– Orlando Magic –
– By Diane Sears –
At the start of 2020, the Orlando Magic organization was moving forward with plans for a $500 million sports and entertainment district next to the Amway Center. A boon for downtown Orlando, it includes a hotel, sports and music venues, stores, restaurants, bars, office space and an athletic training facility.
Everything changed in March, when the National Basketball Association (NBA) announced that the pandemic was halting all activity. The Magic put its development plans on hold and closed the Amway Center, which couldn’t celebrate the 10-year anniversary of the day it opened on Oct. 1, 2010.

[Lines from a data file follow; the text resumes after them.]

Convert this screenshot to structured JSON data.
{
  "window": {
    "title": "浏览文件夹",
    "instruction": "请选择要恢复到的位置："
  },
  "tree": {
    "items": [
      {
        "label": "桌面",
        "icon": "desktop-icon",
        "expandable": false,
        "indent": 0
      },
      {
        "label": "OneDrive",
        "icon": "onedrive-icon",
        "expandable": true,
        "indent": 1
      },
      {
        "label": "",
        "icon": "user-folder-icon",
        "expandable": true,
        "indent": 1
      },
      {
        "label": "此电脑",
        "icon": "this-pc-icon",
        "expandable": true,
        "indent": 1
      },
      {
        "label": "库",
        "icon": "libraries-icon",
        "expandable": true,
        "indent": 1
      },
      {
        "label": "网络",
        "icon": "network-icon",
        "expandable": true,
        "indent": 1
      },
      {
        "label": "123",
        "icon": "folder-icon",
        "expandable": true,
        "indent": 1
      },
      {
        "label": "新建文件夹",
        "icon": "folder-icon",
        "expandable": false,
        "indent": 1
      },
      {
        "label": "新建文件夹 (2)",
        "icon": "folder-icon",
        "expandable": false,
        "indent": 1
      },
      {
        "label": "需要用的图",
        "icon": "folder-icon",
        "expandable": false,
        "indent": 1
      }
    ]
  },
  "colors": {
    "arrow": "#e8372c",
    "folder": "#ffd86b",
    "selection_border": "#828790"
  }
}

But the Magic and its CEO, Alex Martins, did not sit still. The league played out the rest of the 2020 season in what became known worldwide as the “NBA Bubble,” where players quarantined at Walt Disney World resorts without their families and played at ESPN Wide World of Sports while fans watched on TV. A dozen courts imported from around the league transformed Disney hotel ballrooms into practice facilities.
“It was historic,” Martins said. “The fact that no player tested positive during the course of the competition was quite amazing and a testament to the league office staff and the protocols they put in place, and the testing on a daily basis in consultation with health care experts from around the world.”
How the NBA Bubble came to be located in Central Florida instead of perhaps Houston or Las Vegas speaks volumes about the persuasiveness of Martins and the people he enlisted to build a case to NBA Commissioner Adam Silver, including Walt Disney Company Chairman Bob Iger.
Martins is driven to help ensure the economic success of not only his organization but the community he has called home since 1989. He was part of the Magic’s start-up staff of 30 people, a fraction of the 300 who work for the organization today, and he remembers the team’s first home game, a preseason match-up with defending NBA champions the Detroit Pistons.
“We beat them that night, and being freshmen in this professional sports world, our fans thought we had won the championship ourselves,” he said. “I remember being out on the streets in front of the old Amway Arena after the game, and the fans were partying and creating all kinds of noise. The fans were just completely excited to have professional basketball in Orlando.”
Getting into the playoffs most years has been a crowning achievement for the team. Building the Amway Center has been a crowning achievement for the organization.
“It helped us take our business to a whole new level,” Martins said. “We believed what we were lacking in a modern facility in the old Amway Arena was holding us back from hosting major events, and we were losing major concert tours to cities like Tampa.”
Today Amway Center attracts popular music and sporting events. In fact, this year during the pandemic, World Wrestling Entertainment (WWE) has held residency at the arena for months, taping and broadcasting events there without fans in attendance.
The Magic franchise is different from others because of the sense of community service instilled by the late philanthropists Rich and Helen DeVos, who purchased the team in 1991. The organization has continued to build on nearly 30 years of history in Central Florida, working to build a championship team for Magic fans and be an invested and accountable community partner. Team staff, players and coaches often make appearances at community events and fundraisers to help local organizations.
The Magic also have a strong emphasis on customer service. One of the best investments the company has made, Martins said, was to bring in the Walt Disney Company to train employees annually on how to make fans and visitors feel special.
“It starts with a great smile and a great greeting,” he said. “Our ushers have developed personal relationships with season ticket holders over the years. They know them by name and welcome them back every night and ask about their families.”
For his part, Martins gives back to the community through his service in numerous local leadership positions, including the University of Central Florida board of trustees. “For me, it’s been all about making our hometown, a great place to live, even greater — making it a great place to live, work and play.”
“There’s a sense of responsibility for me as the leader of a major professional sports team in giving back to our community and playing a leadership role.”
— Alex Martins
Photography by Julie Fletcher
As seen in November/December 2020 i4 Business Magazine